Thinner than most magazines at just over a third of an inch, the $489 Kindle DX sports a large 9.7-inch e-ink paper display with 16 shades of gray, making it ideal for newspapers, magazines, and graphic-rich textbooks that include an assortment of images, tables, charts, and equations.
Also new to the DX model is an Auto-Rotation feature for displaying content in landscape or portrait mode, and a built-in PDF reader leveraging Adobe Reader Mobile technology. Like other types of documents on Kindle, users can email their PDF format documents to their Kindle email address or move them over using a USB connection.
Each Kindle DX ships with 3.3 GB of memory, which Amazon says is sufficient for storing up to 3,500 books, or more than double that of the Kindle 2 (unboxing, review). The online bookseller will also automatically back up a copy of every Kindle book purchased so users can wirelessly re-download titles from their library at any time.
Like the Kindle 2, the DX model connects to Amazon's 3G-based Whispernet for wireless book shopping and is capable of downloading new content in "less than 60 seconds." The wireless service is included in the price of each Kindle DX, meaning users won't need to seek out Wi-Fi hot spots or access a PC to transfer and purchase content. The device also automatically syncs content across Kindle, Kindle 2, and the Kindle for iPhone app.
"Personal and professional documents look so good on the big Kindle DX display that youll find yourself changing ink-toner cartridges less often," said Amazon chief executive Jeff Bezos. "Cookbooks, computer books, and textbooks anything highly formatted also shine on the Kindle DX. Carry all your documents and your whole library in one slender package."
Several high-circulation newspapers include The New York Times, The Boston Globe, and The Washington Post each have announced pilots with Kindle DX this summer, where they'll offer the device at a reduced price to readers who live in areas where home-delivery is not available and who sign up for a long-term subscription to the Kindle edition of the newspapers.

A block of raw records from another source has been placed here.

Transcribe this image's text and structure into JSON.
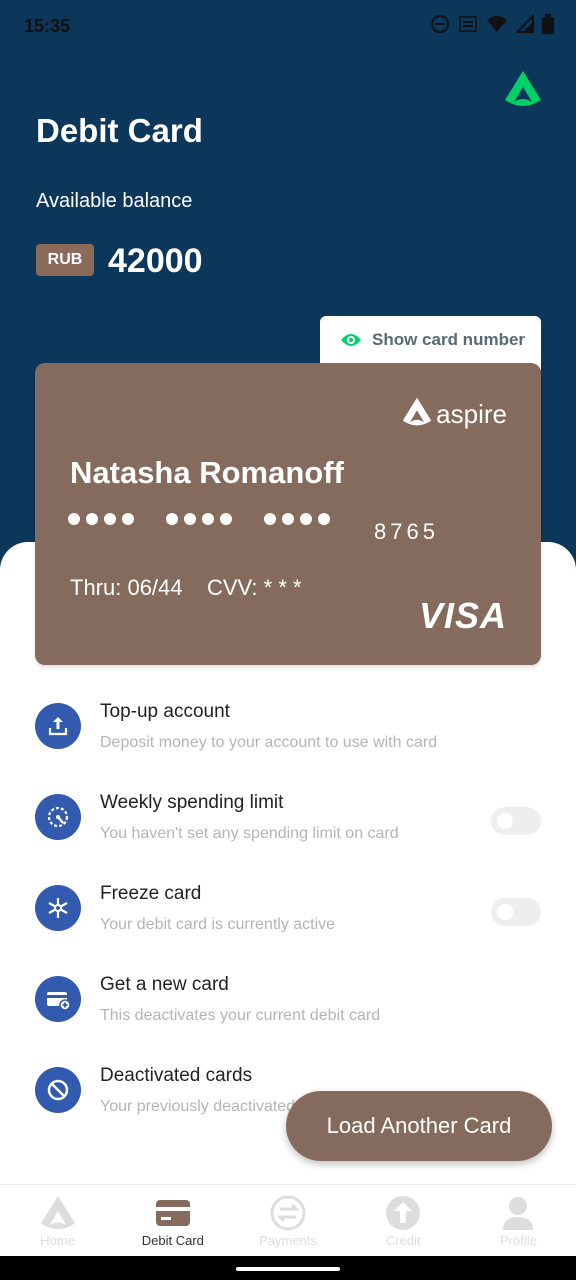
{
  "status_bar": {
    "time": "15:35"
  },
  "header": {
    "title": "Debit Card",
    "balance_label": "Available balance",
    "currency": "RUB",
    "balance": "42000"
  },
  "show_card_number": {
    "label": "Show card number"
  },
  "card": {
    "brand": "aspire",
    "holder": "Natasha Romanoff",
    "last4": "8765",
    "expiry": "Thru: 06/44",
    "cvv": "CVV: * * *",
    "network": "VISA",
    "color": "#856b5d"
  },
  "menu": {
    "items": [
      {
        "title": "Top-up account",
        "subtitle": "Deposit money to your account to use with card",
        "icon": "upload-icon",
        "toggle": null
      },
      {
        "title": "Weekly spending limit",
        "subtitle": "You haven't set any spending limit on card",
        "icon": "gauge-icon",
        "toggle": false
      },
      {
        "title": "Freeze card",
        "subtitle": "Your debit card is currently active",
        "icon": "snowflake-icon",
        "toggle": false
      },
      {
        "title": "Get a new card",
        "subtitle": "This deactivates your current debit card",
        "icon": "new-card-icon",
        "toggle": null
      },
      {
        "title": "Deactivated cards",
        "subtitle": "Your previously deactivated cards",
        "icon": "block-icon",
        "toggle": null
      }
    ]
  },
  "fab": {
    "label": "Load Another Card"
  },
  "bottom_nav": {
    "items": [
      {
        "label": "Home",
        "icon": "home-logo-icon",
        "active": false
      },
      {
        "label": "Debit Card",
        "icon": "card-icon",
        "active": true
      },
      {
        "label": "Payments",
        "icon": "payments-icon",
        "active": false
      },
      {
        "label": "Credit",
        "icon": "credit-icon",
        "active": false
      },
      {
        "label": "Profile",
        "icon": "profile-icon",
        "active": false
      }
    ]
  },
  "colors": {
    "primary_bg": "#0c365a",
    "accent_green": "#01d167",
    "card_brown": "#856b5d",
    "icon_blue": "#325baf"
  }
}
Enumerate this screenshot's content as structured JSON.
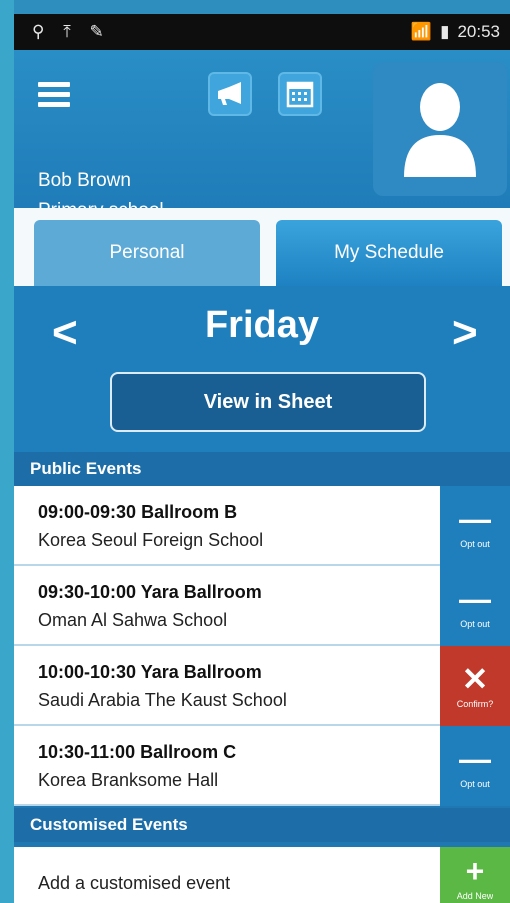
{
  "status_bar": {
    "time": "20:53"
  },
  "header": {
    "user_name": "Bob Brown",
    "user_role": "Primary school",
    "icons": [
      "menu-icon",
      "megaphone-icon",
      "calendar-icon",
      "user-avatar-icon"
    ]
  },
  "tabs": [
    {
      "label": "Personal",
      "active": false
    },
    {
      "label": "My Schedule",
      "active": true
    }
  ],
  "day_nav": {
    "prev": "<",
    "day": "Friday",
    "next": ">",
    "view_sheet_label": "View in Sheet"
  },
  "public_events": {
    "title": "Public Events",
    "items": [
      {
        "time_room": "09:00-09:30 Ballroom B",
        "school": "Korea Seoul Foreign School",
        "action_glyph": "—",
        "action_label": "Opt out",
        "action": "optout"
      },
      {
        "time_room": "09:30-10:00 Yara Ballroom",
        "school": "Oman Al Sahwa School",
        "action_glyph": "—",
        "action_label": "Opt out",
        "action": "optout"
      },
      {
        "time_room": "10:00-10:30 Yara Ballroom",
        "school": "Saudi Arabia The Kaust School",
        "action_glyph": "✕",
        "action_label": "Confirm?",
        "action": "confirm"
      },
      {
        "time_room": "10:30-11:00 Ballroom C",
        "school": "Korea Branksome Hall",
        "action_glyph": "—",
        "action_label": "Opt out",
        "action": "optout"
      }
    ]
  },
  "custom_events": {
    "title": "Customised Events",
    "add_text": "Add a customised event",
    "add_glyph": "+",
    "add_label": "Add New"
  },
  "colors": {
    "primary": "#1f7fbd",
    "confirm": "#c0392b",
    "add": "#5cb845"
  }
}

Educational institutions and book publishers are also throwing their support behind Amazon's big-screen device. Textbook publishers Cengage Learning, Pearson, and Wiley, which together make up more than 60 percent of the U.S. higher education textbook market, will all begin offering textbooks through the Kindle Store beginning this summer.
Textbook brands published by those companies include Addison-Wesley, Allyn & Bacon, Benjamin Cummings, Longman & Prentice Hall (Pearson); Wadsworth, Brooks/Cole, Course Technology, Delmar, Heinle, Schirmer, South-Western (Cengage); and Wiley Higher Education.

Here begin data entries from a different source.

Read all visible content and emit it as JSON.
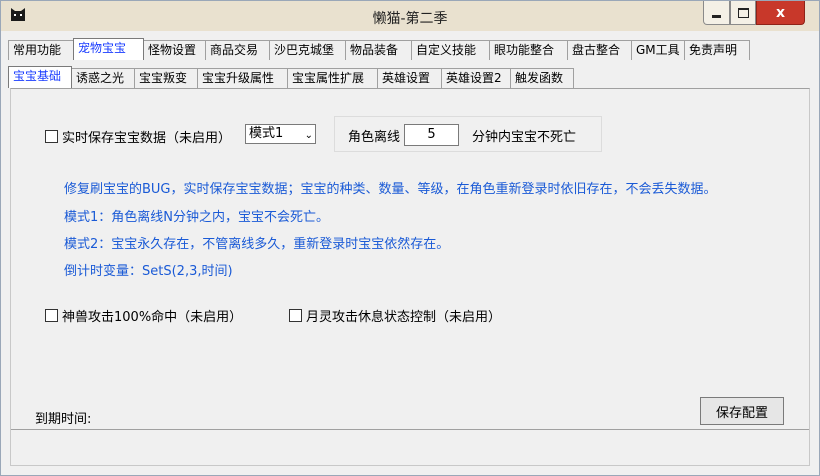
{
  "window": {
    "title": "懒猫-第二季",
    "close_symbol": "x"
  },
  "tabs_primary": [
    {
      "label": "常用功能"
    },
    {
      "label": "宠物宝宝"
    },
    {
      "label": "怪物设置"
    },
    {
      "label": "商品交易"
    },
    {
      "label": "沙巴克城堡"
    },
    {
      "label": "物品装备"
    },
    {
      "label": "自定义技能"
    },
    {
      "label": "眼功能整合"
    },
    {
      "label": "盘古整合"
    },
    {
      "label": "GM工具"
    },
    {
      "label": "免责声明"
    }
  ],
  "tabs_secondary": [
    {
      "label": "宝宝基础"
    },
    {
      "label": "诱惑之光"
    },
    {
      "label": "宝宝叛变"
    },
    {
      "label": "宝宝升级属性"
    },
    {
      "label": "宝宝属性扩展"
    },
    {
      "label": "英雄设置"
    },
    {
      "label": "英雄设置2"
    },
    {
      "label": "触发函数"
    }
  ],
  "panel": {
    "realtime_save_label": "实时保存宝宝数据（未启用）",
    "mode_select": {
      "value": "模式1",
      "arrow": "⌄"
    },
    "offline_label": "角色离线",
    "offline_minutes": "5",
    "offline_suffix": "分钟内宝宝不死亡",
    "info_lines": [
      "修复刷宝宝的BUG，实时保存宝宝数据；宝宝的种类、数量、等级，在角色重新登录时依旧存在，不会丢失数据。",
      "模式1：角色离线N分钟之内，宝宝不会死亡。",
      "模式2：宝宝永久存在，不管离线多久，重新登录时宝宝依然存在。",
      "倒计时变量：SetS(2,3,时间)"
    ],
    "beast_hit_label": "神兽攻击100%命中（未启用）",
    "moon_spirit_label": "月灵攻击休息状态控制（未启用）"
  },
  "footer": {
    "expire_label": "到期时间:",
    "save_button": "保存配置"
  },
  "colors": {
    "active_tab_text": "#1a3cff",
    "info_text": "#1a5ad6",
    "close_button": "#c8382a",
    "titlebar": "#e9e1cf"
  }
}
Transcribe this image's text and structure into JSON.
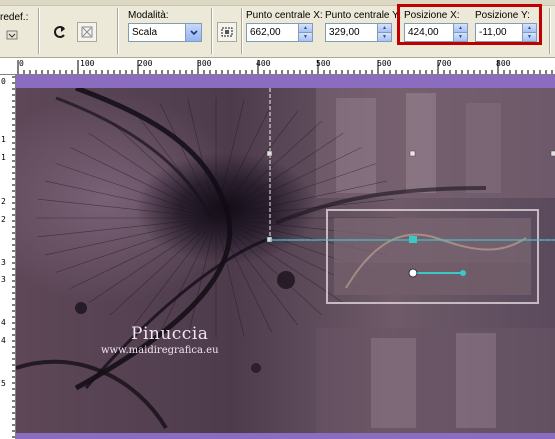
{
  "toolbar": {
    "preset_label": "redef.:",
    "mode_label": "Modalità:",
    "mode_value": "Scala",
    "center_x_label": "Punto centrale X:",
    "center_x_value": "662,00",
    "center_y_label": "Punto centrale Y:",
    "center_y_value": "329,00",
    "pos_x_label": "Posizione X:",
    "pos_x_value": "424,00",
    "pos_y_label": "Posizione Y:",
    "pos_y_value": "-11,00"
  },
  "ruler": {
    "top_ticks": [
      "0",
      "100",
      "200",
      "300",
      "400",
      "500",
      "600",
      "700",
      "800"
    ],
    "left_ticks": [
      "0",
      "1",
      "1",
      "2",
      "2",
      "3",
      "3",
      "4",
      "4",
      "5"
    ]
  },
  "watermark": {
    "title": "Pinuccia",
    "url": "www.maidiregrafica.eu"
  },
  "colors": {
    "highlight": "#c00000",
    "workspace": "#8a6cc0",
    "handle_accent": "#3cc8c8"
  }
}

With the first batch of Kindle-formatted textbooks on the way, Arizona State University, Case Western Reserve University, Princeton University, Reed College, and Darden School of Business at the University of Virginia have each announce plans to launch trial programs that will make Kindle DX devices available to students this fall.
These schools have agreed to distribute hundreds of Kindle DX devices to students spread across a broad range of academic disciplines, Amazon said. In addition to reading their course material on a larger screen, students can take advantage of existing Kindle features such as the ability to take notes and highlight, search across their library, look up words in a built-in dictionary, and carry all of their books in a single lightweight device.

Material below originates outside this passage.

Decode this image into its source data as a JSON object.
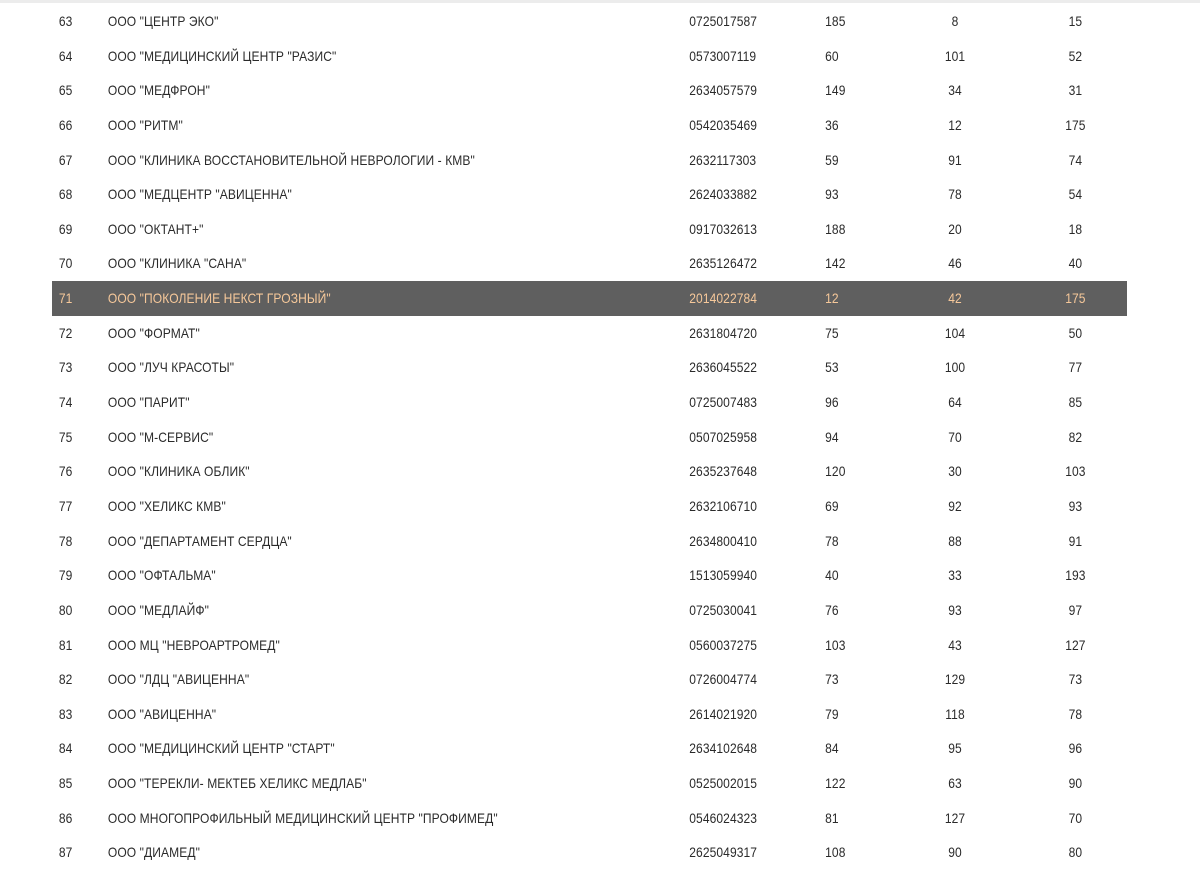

The Kindle DX holds enormous potential to influence the way students learn, said Barbara R. Snyder, president of Case Western Reserve University. We look forward to seeing how the device affects the participation of both students and faculty in the educational experience.
Textbooks aside, Amazon said there are more than 275,000 traditional books available in the Kindle Store, including 107 of 112 current New York Times Best Sellers. Most of those books and other new release are priced at $9.99. Many top U.S. and international magazines and newspapers, as well as more than 1,500 blogs, are also available.
Amazon is currently taking pre-orders for the Kindle DX through its online store on a first-come, first-served basis ahead of availability planned for sometime this summer. A guided tour of the new eBook reader is also available at Amazon.com.